The Uttarakhand government has sent a proposal to Union home ministry to withdraw picturesque Harshil along the India-China border from the protected-area regime, a move that is expected to boost tourist inflow.
Standing at an altitude of 2,620 meters in Uttarkashi district, this Himalayan town surrounded by snow-capped mountains attracts domestic and overseas tourists round the year. Known for its breathtaking beauty and apple orchards, it is also a favourite among mountaineers, hikers and trekkers.
Bollywood showman Raj Kapoor catapulted Harshil to national fame, shooting his 1985 blockbuster Ram Teri Ganga Maili in the area’s faultless natural surroundings.
But because of the international boundary and a military cantonment in the area, people need an inner-line permit to go to the place.
Besides, movement of foreign tourists is restricted and they cannot stay overnight at the military area in Harshi town. There is no such restriction in the area under the civil administration.
The state government wants the restrictions limited to 50 metres from the cantonment so that foreigners get more leg room in Harshil. They cannot anyway enter or go too close to a defence post, according to a 1946 law.
State tourism principal secretary Umakant Panwar said this proposal was sent to the Centre.
Foreigners had unlimited access in Uttarkashi district until the 1962 India-China war that forced the government to put Harshil under the restricted areas list and seal another border area, Nelong valley whose magnificent landscape is strikingly similar to that of Ladakh.
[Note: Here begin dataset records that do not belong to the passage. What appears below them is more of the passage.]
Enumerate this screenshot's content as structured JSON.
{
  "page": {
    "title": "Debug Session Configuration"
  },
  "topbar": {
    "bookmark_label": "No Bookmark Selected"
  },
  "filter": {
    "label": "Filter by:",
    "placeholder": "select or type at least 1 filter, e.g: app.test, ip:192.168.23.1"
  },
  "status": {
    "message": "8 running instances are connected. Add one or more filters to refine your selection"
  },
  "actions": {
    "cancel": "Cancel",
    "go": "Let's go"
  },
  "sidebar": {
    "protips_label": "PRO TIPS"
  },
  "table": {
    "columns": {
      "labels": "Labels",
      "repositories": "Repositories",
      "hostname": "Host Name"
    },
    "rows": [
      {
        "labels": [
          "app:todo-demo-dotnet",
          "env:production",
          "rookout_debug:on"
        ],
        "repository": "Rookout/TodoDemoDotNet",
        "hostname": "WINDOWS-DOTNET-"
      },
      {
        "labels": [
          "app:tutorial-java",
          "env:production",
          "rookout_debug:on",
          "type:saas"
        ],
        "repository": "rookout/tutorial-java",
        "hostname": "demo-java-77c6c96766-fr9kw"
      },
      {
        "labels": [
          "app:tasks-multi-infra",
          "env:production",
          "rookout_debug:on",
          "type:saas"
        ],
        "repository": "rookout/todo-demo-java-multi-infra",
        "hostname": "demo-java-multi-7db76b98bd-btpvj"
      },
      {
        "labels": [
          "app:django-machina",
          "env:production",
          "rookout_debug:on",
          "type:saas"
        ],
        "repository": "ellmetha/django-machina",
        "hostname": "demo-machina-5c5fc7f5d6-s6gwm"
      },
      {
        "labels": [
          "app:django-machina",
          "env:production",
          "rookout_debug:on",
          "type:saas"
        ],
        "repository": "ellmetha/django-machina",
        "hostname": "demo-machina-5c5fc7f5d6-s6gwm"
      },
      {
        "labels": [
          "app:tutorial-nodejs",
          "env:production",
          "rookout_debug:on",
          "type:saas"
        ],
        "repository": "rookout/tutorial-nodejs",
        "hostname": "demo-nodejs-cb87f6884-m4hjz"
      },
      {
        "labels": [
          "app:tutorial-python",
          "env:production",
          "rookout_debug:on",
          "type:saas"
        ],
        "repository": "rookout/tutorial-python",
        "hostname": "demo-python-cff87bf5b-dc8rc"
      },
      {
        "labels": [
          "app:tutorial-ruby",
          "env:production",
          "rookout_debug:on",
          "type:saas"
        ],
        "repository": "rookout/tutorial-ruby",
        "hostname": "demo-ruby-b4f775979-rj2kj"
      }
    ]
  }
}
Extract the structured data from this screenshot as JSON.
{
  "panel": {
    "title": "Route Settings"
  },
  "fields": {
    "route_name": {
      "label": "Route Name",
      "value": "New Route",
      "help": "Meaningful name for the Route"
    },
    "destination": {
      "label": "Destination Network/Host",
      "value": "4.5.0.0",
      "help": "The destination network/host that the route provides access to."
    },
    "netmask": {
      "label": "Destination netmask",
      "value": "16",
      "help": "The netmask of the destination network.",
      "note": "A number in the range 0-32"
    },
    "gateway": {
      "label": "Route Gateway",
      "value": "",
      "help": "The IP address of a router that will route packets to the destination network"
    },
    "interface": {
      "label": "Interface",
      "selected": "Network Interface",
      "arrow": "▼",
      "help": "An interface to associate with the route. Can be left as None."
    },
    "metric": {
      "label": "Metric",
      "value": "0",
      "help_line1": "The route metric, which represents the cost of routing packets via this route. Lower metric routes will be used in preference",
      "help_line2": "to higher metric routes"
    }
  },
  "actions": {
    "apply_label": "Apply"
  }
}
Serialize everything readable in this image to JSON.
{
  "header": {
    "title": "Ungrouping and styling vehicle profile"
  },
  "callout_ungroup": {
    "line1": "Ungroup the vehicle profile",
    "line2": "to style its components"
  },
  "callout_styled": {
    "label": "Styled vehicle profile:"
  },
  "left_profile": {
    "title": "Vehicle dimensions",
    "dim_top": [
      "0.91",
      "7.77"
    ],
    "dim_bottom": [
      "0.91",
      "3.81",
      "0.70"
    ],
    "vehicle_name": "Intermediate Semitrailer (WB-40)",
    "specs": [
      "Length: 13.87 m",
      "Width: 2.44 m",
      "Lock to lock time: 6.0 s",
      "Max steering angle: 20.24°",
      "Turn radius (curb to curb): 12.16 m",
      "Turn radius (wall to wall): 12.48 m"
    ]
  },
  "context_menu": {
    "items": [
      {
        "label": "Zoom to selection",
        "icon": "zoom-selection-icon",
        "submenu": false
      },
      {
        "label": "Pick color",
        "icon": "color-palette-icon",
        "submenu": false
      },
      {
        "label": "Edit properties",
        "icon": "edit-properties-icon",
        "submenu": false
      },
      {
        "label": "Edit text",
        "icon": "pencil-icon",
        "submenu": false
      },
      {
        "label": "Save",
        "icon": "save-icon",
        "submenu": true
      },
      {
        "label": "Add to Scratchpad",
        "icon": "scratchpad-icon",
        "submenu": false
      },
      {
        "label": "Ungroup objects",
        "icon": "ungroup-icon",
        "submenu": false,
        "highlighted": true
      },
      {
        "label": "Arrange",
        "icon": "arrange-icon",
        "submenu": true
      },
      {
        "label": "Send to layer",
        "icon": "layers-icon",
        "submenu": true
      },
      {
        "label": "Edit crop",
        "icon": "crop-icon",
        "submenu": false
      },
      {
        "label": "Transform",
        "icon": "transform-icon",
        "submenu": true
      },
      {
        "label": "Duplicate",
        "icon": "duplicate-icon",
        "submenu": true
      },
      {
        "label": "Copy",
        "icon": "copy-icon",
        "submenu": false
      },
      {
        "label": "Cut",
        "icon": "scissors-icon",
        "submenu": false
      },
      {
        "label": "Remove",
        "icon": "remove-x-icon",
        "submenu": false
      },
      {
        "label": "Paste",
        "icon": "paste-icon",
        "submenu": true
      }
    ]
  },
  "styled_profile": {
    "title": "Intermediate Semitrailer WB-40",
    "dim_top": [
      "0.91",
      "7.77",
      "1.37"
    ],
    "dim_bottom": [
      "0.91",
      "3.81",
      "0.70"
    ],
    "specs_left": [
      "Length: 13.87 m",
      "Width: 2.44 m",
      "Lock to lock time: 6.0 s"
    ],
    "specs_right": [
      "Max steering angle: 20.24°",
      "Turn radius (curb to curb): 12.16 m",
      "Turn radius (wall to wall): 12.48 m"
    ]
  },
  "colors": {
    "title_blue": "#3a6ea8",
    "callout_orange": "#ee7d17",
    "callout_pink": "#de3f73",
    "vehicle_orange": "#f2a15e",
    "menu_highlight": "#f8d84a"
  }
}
Nelong valley was thrown open last year for Indians. But people can go there in limited numbers after acquiring an inner-line permit from the administration.
A senior BJP leader from Uttarkashi said locals were confused by the opaque policy on foreign tourists visiting Harshil.
“We requested minister of state for home Kiren Rijjiu to remove Harshil from the protected zone. He agreed and this is how the official communication started,” said Lokendra Bisht.
“Opening the door for foreigners will boost tourism and international branding of the region.”
Among its many haunts, a must-visit in Harshil is the cottage of Pahari Wilson or Raja Wilson — the endearing local name for British adventurer Frederick E
Wilson, an army deserter from the mid-19th century who introduced apples and timber trade to this sleepy Himalayan nook.
Additional district magistrate of Uttarkashi, Ashok Kumar Pande, said ground reports from intelligence units and tourism department favoured unrestricted
entry of foreigners into Harshil.
“Also, there is a demand for removal of inner-line permits for Nelong valley but the idea was dropped considering the strategic importance of the place and proximity with the international border,” he said on Thursday.